* Required work *
All of the records below need to be returned exactly.
[[ Recorded information open ]]
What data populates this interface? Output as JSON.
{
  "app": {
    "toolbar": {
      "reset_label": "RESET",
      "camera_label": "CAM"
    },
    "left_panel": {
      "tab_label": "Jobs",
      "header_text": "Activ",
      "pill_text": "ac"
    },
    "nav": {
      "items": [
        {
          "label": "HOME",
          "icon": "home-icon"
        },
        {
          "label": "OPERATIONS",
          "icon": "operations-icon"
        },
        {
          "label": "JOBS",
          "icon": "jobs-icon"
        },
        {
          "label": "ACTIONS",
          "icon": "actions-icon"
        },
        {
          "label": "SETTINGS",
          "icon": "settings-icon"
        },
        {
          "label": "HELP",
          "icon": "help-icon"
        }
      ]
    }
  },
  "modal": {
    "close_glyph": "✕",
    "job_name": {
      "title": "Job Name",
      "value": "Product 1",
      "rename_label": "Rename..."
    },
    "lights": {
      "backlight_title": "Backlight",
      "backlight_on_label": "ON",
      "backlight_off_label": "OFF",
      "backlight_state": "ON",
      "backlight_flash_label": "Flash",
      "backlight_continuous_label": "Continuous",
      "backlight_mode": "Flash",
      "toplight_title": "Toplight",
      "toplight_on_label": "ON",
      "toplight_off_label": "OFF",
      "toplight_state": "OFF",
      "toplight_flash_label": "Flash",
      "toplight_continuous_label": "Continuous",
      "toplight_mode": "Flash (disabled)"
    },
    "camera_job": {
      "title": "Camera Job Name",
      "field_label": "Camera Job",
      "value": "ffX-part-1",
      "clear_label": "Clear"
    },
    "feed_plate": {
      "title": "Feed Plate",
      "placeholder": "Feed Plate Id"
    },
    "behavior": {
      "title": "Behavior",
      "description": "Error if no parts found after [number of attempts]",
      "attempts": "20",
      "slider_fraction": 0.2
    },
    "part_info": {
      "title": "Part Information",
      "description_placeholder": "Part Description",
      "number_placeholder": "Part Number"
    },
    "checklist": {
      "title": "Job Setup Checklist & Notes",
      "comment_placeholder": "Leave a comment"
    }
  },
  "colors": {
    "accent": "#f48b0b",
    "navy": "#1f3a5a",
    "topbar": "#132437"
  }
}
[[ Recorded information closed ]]
* Response *
What data populates this interface? Output as JSON.
{
  "app": {
    "toolbar": {
      "reset_label": "RESET",
      "camera_label": "CAM"
    },
    "left_panel": {
      "tab_label": "Jobs",
      "header_text": "Activ",
      "pill_text": "ac"
    },
    "nav": {
      "items": [
        {
          "label": "HOME",
          "icon": "home-icon"
        },
        {
          "label": "OPERATIONS",
          "icon": "operations-icon"
        },
        {
          "label": "JOBS",
          "icon": "jobs-icon"
        },
        {
          "label": "ACTIONS",
          "icon": "actions-icon"
        },
        {
          "label": "SETTINGS",
          "icon": "settings-icon"
        },
        {
          "label": "HELP",
          "icon": "help-icon"
        }
      ]
    }
  },
  "modal": {
    "close_glyph": "✕",
    "job_name": {
      "title": "Job Name",
      "value": "Product 1",
      "rename_label": "Rename..."
    },
    "lights": {
      "backlight_title": "Backlight",
      "backlight_on_label": "ON",
      "backlight_off_label": "OFF",
      "backlight_state": "ON",
      "backlight_flash_label": "Flash",
      "backlight_continuous_label": "Continuous",
      "backlight_mode": "Flash",
      "toplight_title": "Toplight",
      "toplight_on_label": "ON",
      "toplight_off_label": "OFF",
      "toplight_state": "OFF",
      "toplight_flash_label": "Flash",
      "toplight_continuous_label": "Continuous",
      "toplight_mode": "Flash (disabled)"
    },
    "camera_job": {
      "title": "Camera Job Name",
      "field_label": "Camera Job",
      "value": "ffX-part-1",
      "clear_label": "Clear"
    },
    "feed_plate": {
      "title": "Feed Plate",
      "placeholder": "Feed Plate Id"
    },
    "behavior": {
      "title": "Behavior",
      "description": "Error if no parts found after [number of attempts]",
      "attempts": "20",
      "slider_fraction": 0.2
    },
    "part_info": {
      "title": "Part Information",
      "description_placeholder": "Part Description",
      "number_placeholder": "Part Number"
    },
    "checklist": {
      "title": "Job Setup Checklist & Notes",
      "comment_placeholder": "Leave a comment"
    }
  },
  "colors": {
    "accent": "#f48b0b",
    "navy": "#1f3a5a",
    "topbar": "#132437"
  }
}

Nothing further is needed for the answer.